[8] Letter from Alan Nakagawa to Pat Ward Williams, November 2, 1993.

[9] Pat Ward Williams, interview by Michael Several, October 4, 2009.

[10] Proposed Artwork for the Pasadena Blue Line Lake Avenue Station Submitted by Pat Ward Williams, December 21, 1993.

[11] Williams interview, Op. Cit.

[12] Proposed Artwork, Op. Cit.

[13] Ibid, Williams interview, Op. Cit.

[14] Service Contract between Kiewit/Washington, and Pat Ward Williams, January 5, 2001.

[15] Lake Avenue Station, Art Concept 35% Submission, Pat Ward Williams, August 21, 2001.

[16] Ibid.

[17] Williams interview, Op. Cit.

[18] Draft Minutes Special Meeting Arts Commission, August 8, 2001.

[19] Draft Minutes of City of Pasadena Light Rail Station Design Review Committee meeting, September 20, 2001; letter from James G. Ball to John Jontig re: Potential Betterments for Stations, October 26, 2001.

[20] Press Release, “Be A Part of the Art-Metro Gold Line Artist Looking for community Members to Photograph for Public Art at Lake Stations, June 10, 2002; Williams interview, Op. Cit.

[21] Williams interview, Op. Cit.

[22] “Pasadena residents line up for chance to be immortalized,” newspaper article, newspaper not shown, no date.

[23] Public Art Program, Lake Avenue Station, Los Angeles to Pasadena Construction Authority, July 15, 2003; Williams interview, Op. Cit.

[24] Williams interview, Op. Cit.

[25] Ibid.

[26] Ibid.

[27] Letter from Pat Ward Williams to Chris Miller, no date, attached to email from Pat Ward Williams to Maya Emsden re: Art Glass at Lake Ave. Station, May 6, 2003.

[28] Williams interview, Op. Cit.
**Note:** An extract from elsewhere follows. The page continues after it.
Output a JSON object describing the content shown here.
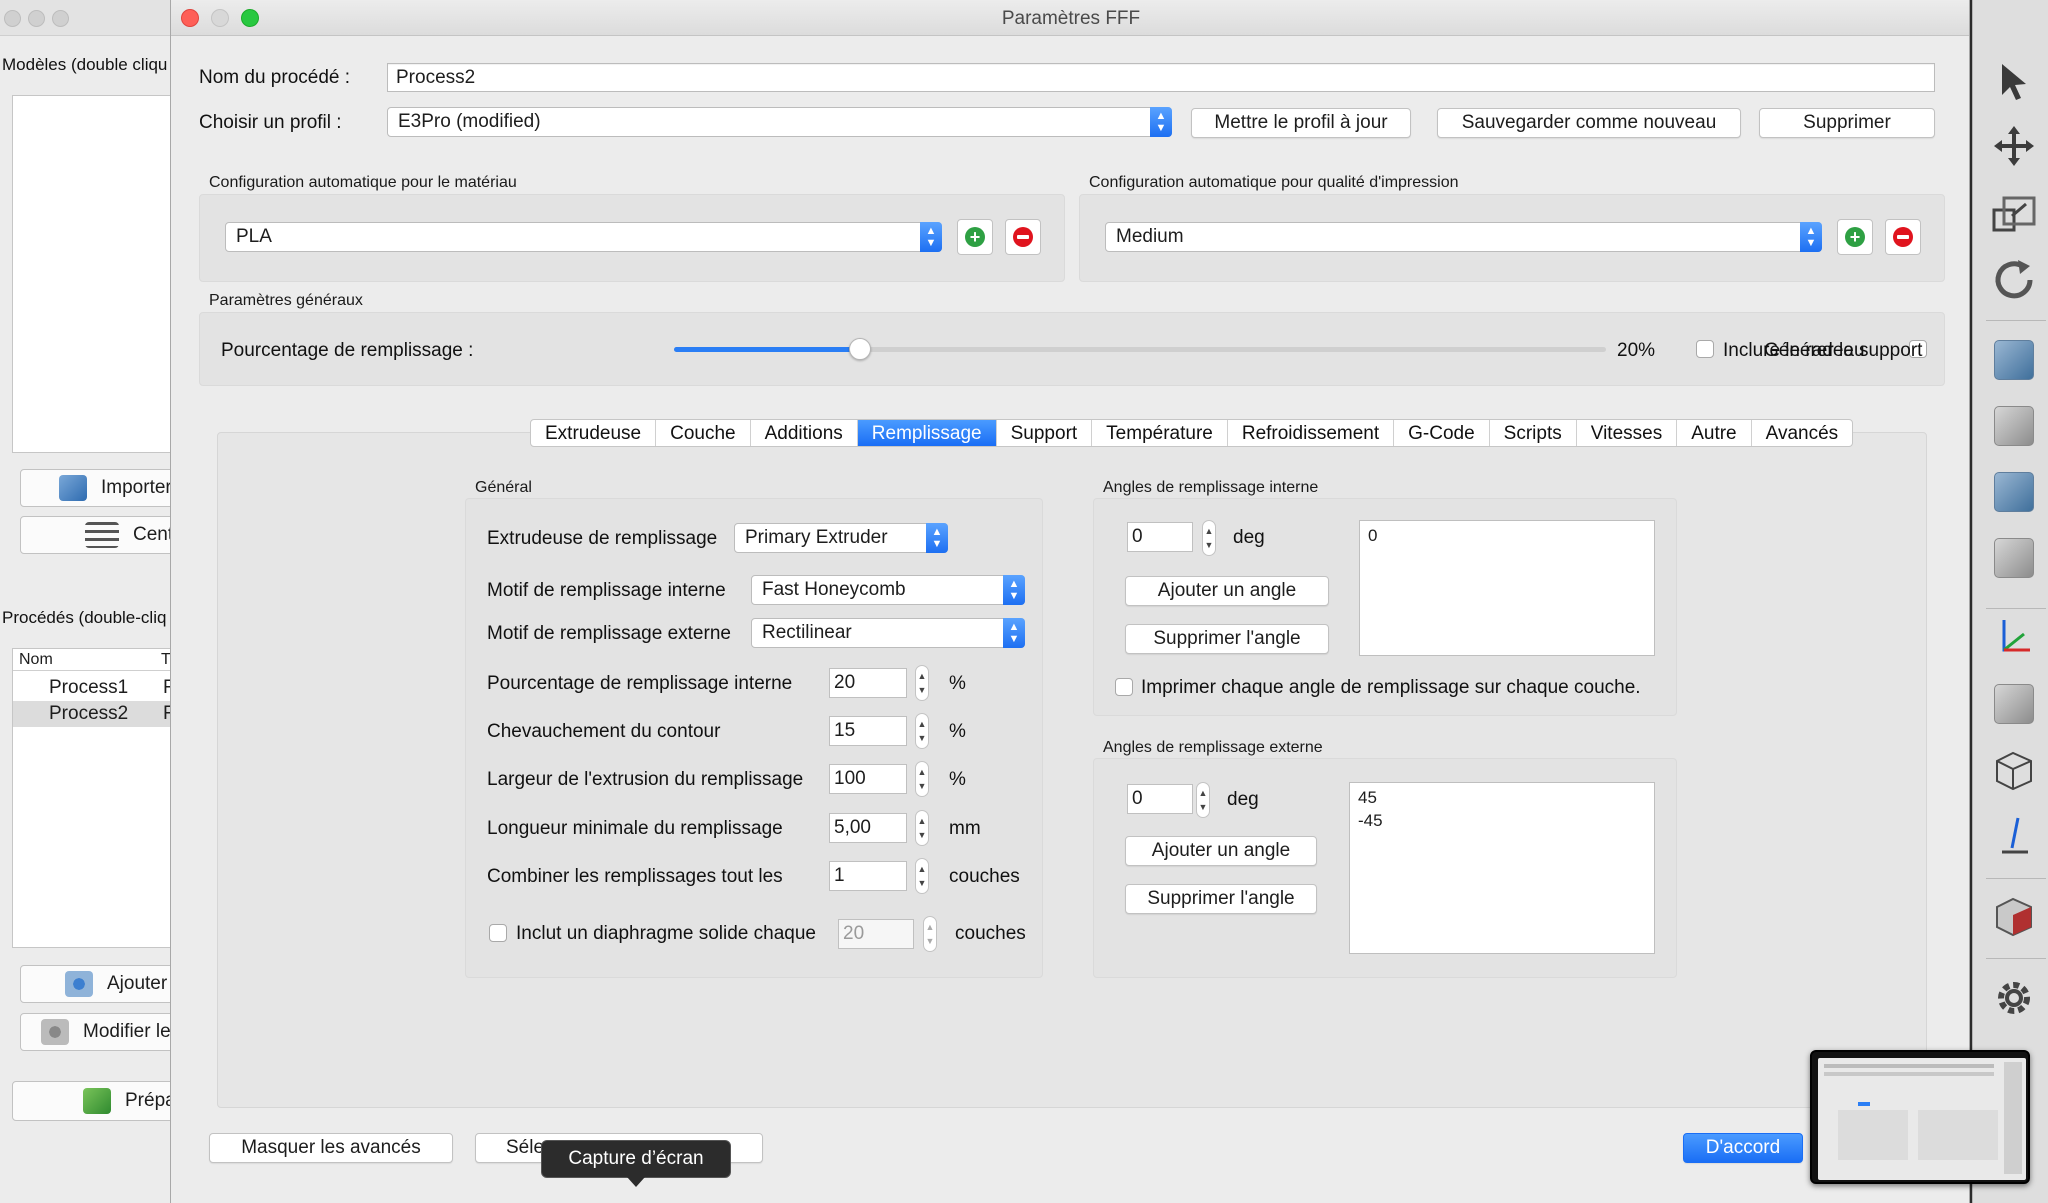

[29] Memorandum from Lesley Elwood to Habib Balian, Susan Hodor, re: Lake Avenue Artwork, July 21, 2003.

[30] Email from Pat Ward Williams to Maya Emsden re: your work, September 17, 2003.